$$\textbf{s} = \boldsymbol{\beta}^{-1}, \quad \boldsymbol{\mu} = -\alpha\textbf{s}$$

and $$p$$ would derive from the linear combination of the parameters and the predictors in $$\textbf{X}$$. The way the unknown parameters of the logistic regression function relate to the cdf of the logistic distribution is what I am trying to understand here. I would be glad if someone could provide with insights on this matter.

One way of defining logistic regression is just introducing it as $$\DeclareMathOperator{\P}{\mathbb{P}} \P(Y=1 \mid X=x) = \frac{1}{1+e^{-\eta(x)}}$$ where $$\eta(x)=\beta^T x$$ is a linear predictor. This is just stating the model without saying where it comes from.

Alternatively we can try to develop the model from some underlying priciple. Say there is maybe, a certain underlying, latent (not directly measurable) stress or antistress, we denote it by $$\theta$$, which determines the probability of a certain outcome. Maybe death (as in dose-response studies) or default, as in credit risk modeling. $$\theta$$ have some distribution that depends on $$x$$, say given by a cdf (cumulative distribution function) $$F(\theta;x)$$. Say the outcome of interest ($$Y=1$$) occurs when $$\theta \le C$$ for some threshold $$C$$. Then $$\P(Y=1 \mid X=x)=\P(\theta \le C\mid X=x) =F(C;x)$$ and now the logistic distribution wiki have cdf $$\frac1{1+e^{-\frac{x-\mu}{\sigma}}}$$ and so if we assume the latent variable $$\theta$$ has a logistic distribution we finally arrive at, assuming the linear predictor $$\eta(x)$$ represent the mean $$\mu$$ via $$\mu=\beta^T x$$: $$\P(Y=1\mid x)= \frac1{1+e^{-\frac{C-\beta^x}{\sigma}}}$$ so in the case of a simple regression we get the intercept $$C/\sigma$$ and slope $$\beta_1/\sigma$$.

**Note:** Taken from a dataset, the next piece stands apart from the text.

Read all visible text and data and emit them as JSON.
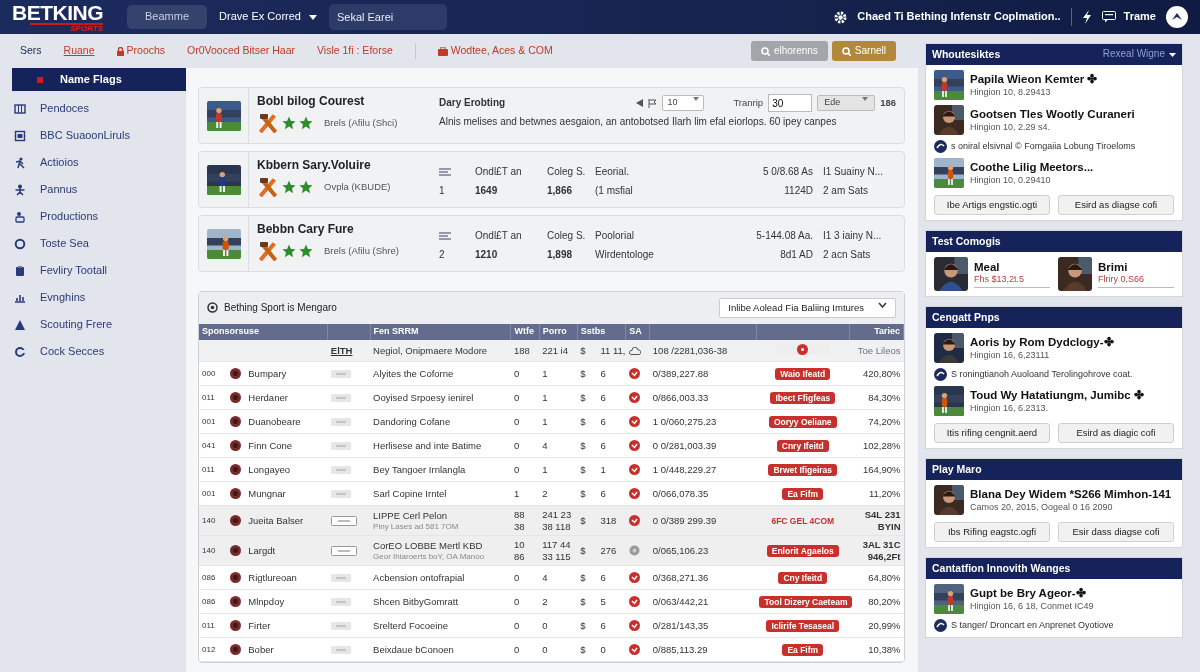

If the latent variable has some other distribution we get an alternative to the logit model. A normal distribution for the latent variable results in probit, for instance. A post related to this is Logistic Regression - Error Term and its Distribution.

One way to think of it is to consider the latent variable interpretation of logistic regression. In this interpretation, we consider a linear model for $$Y^*$$, a latent (i.e., unobserved) variable that represents the "propensity" for $$Y=1$$.

So, we have $$Y^*=X\beta + \epsilon$$. We get the observed values of $$Y$$ as $$Y=I(Y^*>0)$$, where $$I(.)$$ is the indicator function.

When $$\epsilon$$ is distributed as the logistic distribution with mean 0 and variance $$\frac{\pi^2}{3}$$, a logistic regression model correctly describes $$Y$$. That is, $$P(Y=1)=\frac{1}{1+e^{-X \beta}}$$ is the correct model for $$Y$$. When $$\epsilon$$ is distributed as the normal distribution with mean 0 and variance 1, a probit regression model correctly describes $$Y$$. The polychoric correlation between two variables $$Y_1$$ and $$Y_2$$ is the implied correlation of $$Y^*_1$$ and $$Y^*_2$$ assuming a probit model.

A benefit of the latent variable interpretation is that the model coefficients can be interpreted as the linear change in $$Y^*$$ corresponding to a 1-unit change in a predictor holding others constant, in contrast to the log odds ratio interpretation often used for logistic regression (and it seems almost impossible to interpret a probit regression coefficient). The modeled implied mean and standard deviation of $$Y^*$$ can be computed to see how much in standardized units of $$Y^*$$ a 1-unit change in a predictor is associated with, just as you would with a continuous outcome of arbitrary scale. In addition, this interpretation works regardless of whether logistic, probit, or some other type of regression model or error distribution is used.